Mines minister trying to regain Alaska’s confidence in B.C.
British Columbia's Energy Minister Bill Bennett is in Alaska in an effort to regain the state’s confidence in B.C.'s mining industry, which has weakened since the Mount Polley mine disaster.
Bennett, Canadian Press reports, believes many Alaskans perceive the province’s resource sector as a threat to their environment and salmon fishery.
Right after the breach, as The Tyee(*) reported, local media drew similarities between the Canadian mine leak and the tailings dams that could one day be part of some of the projects proposed close to the watersheds common to Alaska and B.C. —the Unuk, Taku and he Stikine.
"All of a sudden we have now a potential issue with Alaska given that many of these (mine) projects are located in B.C. watersheds that ultimately flow into Alaska watersheds," Bennett told CP.
The first of these planned mines would a copper and gold project —Red Chris— by Mount Polley-owner Imperial Metals (TSX:III) in northwest B.C. The almost completed mine is located near the Iskut River, a major tributary of the Stikine River, which ends in southeast Alaska and it is considered one of the largest salmon habitats in the Tongass National Forest.
Alaskans did grow anxious and the state asked the Canadian government for greater involvement in the approval and regulation of Red Chris, scheduled to open later this year.
Another object of Alaskans animosity has been the $5.3 billion Kerr-Suphurets-Mitchell (KSM) project, owned by Seabridge Gold Inc. (TSX:SEA). They claim the project, already approved in B.C., could generate two billion tons of waste rock.
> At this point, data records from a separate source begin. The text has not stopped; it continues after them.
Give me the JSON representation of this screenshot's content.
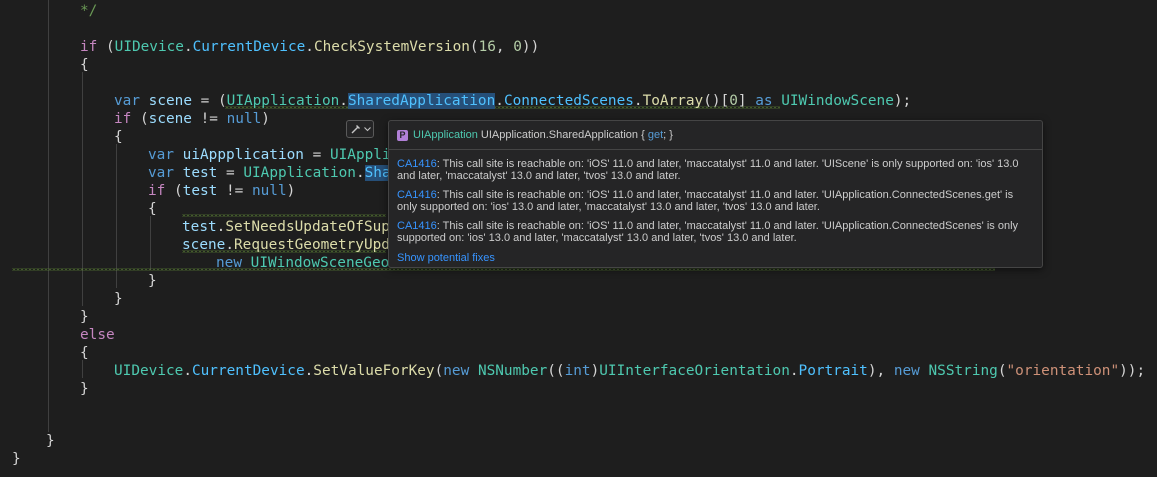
{
  "editor": {
    "comment_end": "*/",
    "if_keyword": "if",
    "else_keyword": "else",
    "var_keyword": "var",
    "as_keyword": "as",
    "null_keyword": "null",
    "new_keyword": "new",
    "int_keyword": "int",
    "UIDevice": "UIDevice",
    "CurrentDevice": "CurrentDevice",
    "CheckSystemVersion": "CheckSystemVersion",
    "version_major": "16",
    "version_minor": "0",
    "scene": "scene",
    "test": "test",
    "uiAppplication": "uiAppplication",
    "UIApplication": "UIApplication",
    "SharedApplication": "SharedApplication",
    "SharedApplication_truncated": "Sha",
    "UIAppli_truncated": "UIAppli",
    "ConnectedScenes": "ConnectedScenes",
    "ToArray": "ToArray",
    "index_zero": "0",
    "UIWindowScene": "UIWindowScene",
    "SetNeedsUpdateOfSup": "SetNeedsUpdateOfSup",
    "RequestGeometryUpd": "RequestGeometryUpd",
    "UIWindowSceneGeo": "UIWindowSceneGeo",
    "SetValueForKey": "SetValueForKey",
    "NSNumber": "NSNumber",
    "UIInterfaceOrientation": "UIInterfaceOrientation",
    "Portrait": "Portrait",
    "NSString": "NSString",
    "orientation_literal": "\"orientation\""
  },
  "hover": {
    "sig_type": "UIApplication",
    "sig_member": " UIApplication.SharedApplication { ",
    "sig_get": "get",
    "sig_tail": "; }",
    "prop_icon_glyph": "P",
    "diagnostics": [
      {
        "code": "CA1416",
        "message": ": This call site is reachable on: 'iOS' 11.0 and later, 'maccatalyst' 11.0 and later. 'UIScene' is only supported on: 'ios' 13.0 and later, 'maccatalyst' 13.0 and later, 'tvos' 13.0 and later."
      },
      {
        "code": "CA1416",
        "message": ": This call site is reachable on: 'iOS' 11.0 and later, 'maccatalyst' 11.0 and later. 'UIApplication.ConnectedScenes.get' is only supported on: 'ios' 13.0 and later, 'maccatalyst' 13.0 and later, 'tvos' 13.0 and later."
      },
      {
        "code": "CA1416",
        "message": ": This call site is reachable on: 'iOS' 11.0 and later, 'maccatalyst' 11.0 and later. 'UIApplication.ConnectedScenes' is only supported on: 'ios' 13.0 and later, 'maccatalyst' 13.0 and later, 'tvos' 13.0 and later."
      }
    ],
    "show_fixes": "Show potential fixes"
  },
  "icons": {
    "lightbulb": "quick-fix-icon",
    "chevron": "chevron-down-icon",
    "property": "property-icon"
  },
  "colors": {
    "background": "#1e1e1e",
    "keyword": "#569cd6",
    "type": "#4ec9b0",
    "method": "#dcdcaa",
    "link": "#3794ff",
    "warning_squiggle": "#6a9a3a"
  }
}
This would require tailings storage in the Nass River drainage and waste rock dumps in the Unuk watershed.
Minister Bennett is scheduled to give a presentation Wednesday at the mining convention on the B.C. government's response to the tailings failure at Mount Polley.
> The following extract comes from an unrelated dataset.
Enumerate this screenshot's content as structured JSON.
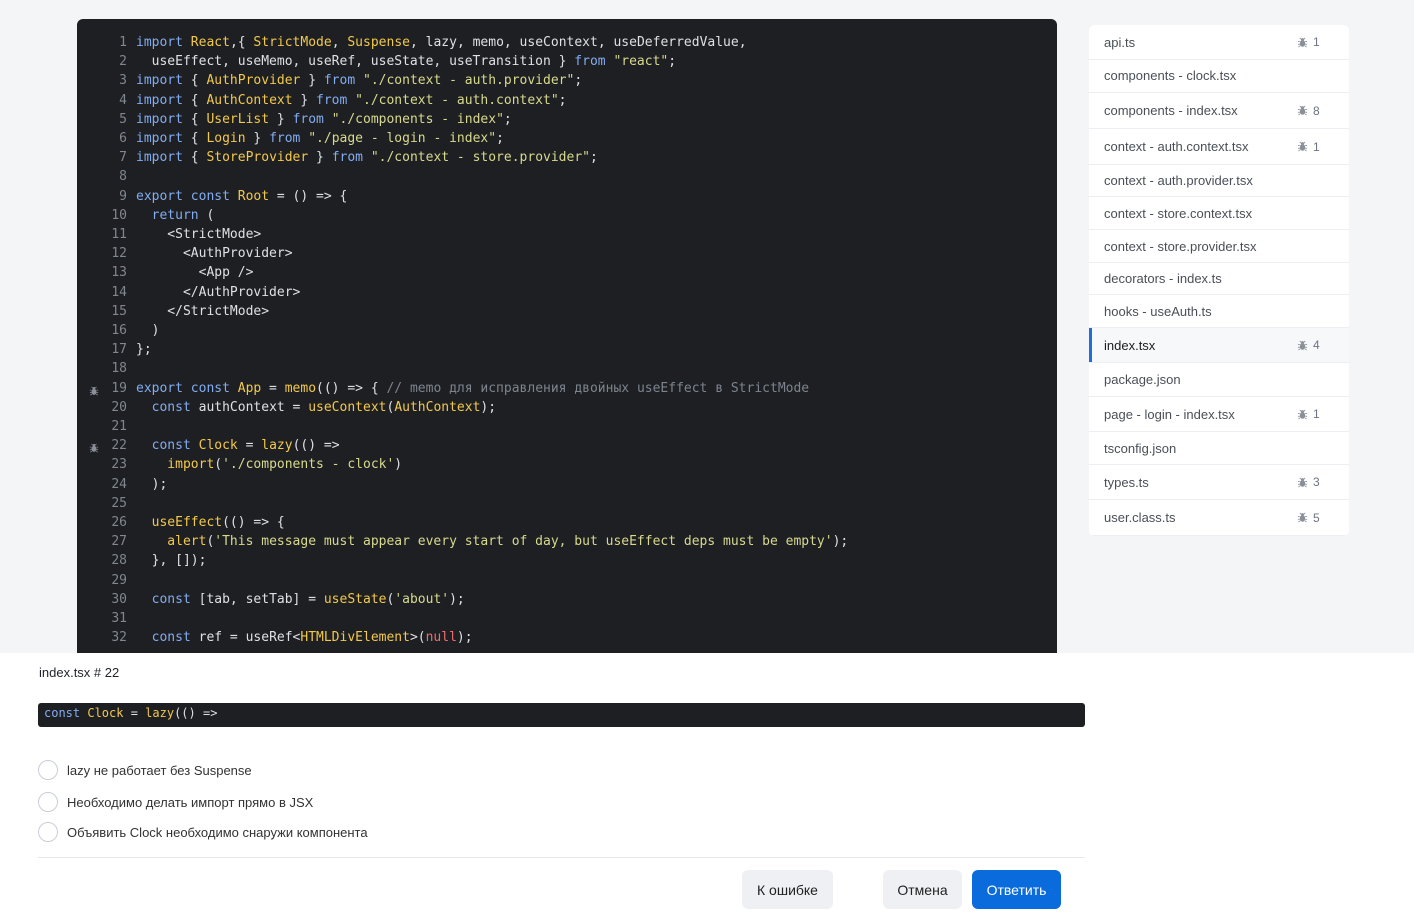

(*) Note: The original version of this article failed to refer to The Tyee as one the sources used for background research. We apologize and make note this story has been updated to reflect that, with the corresponding link to the piece by freelancer Christopher Pollon.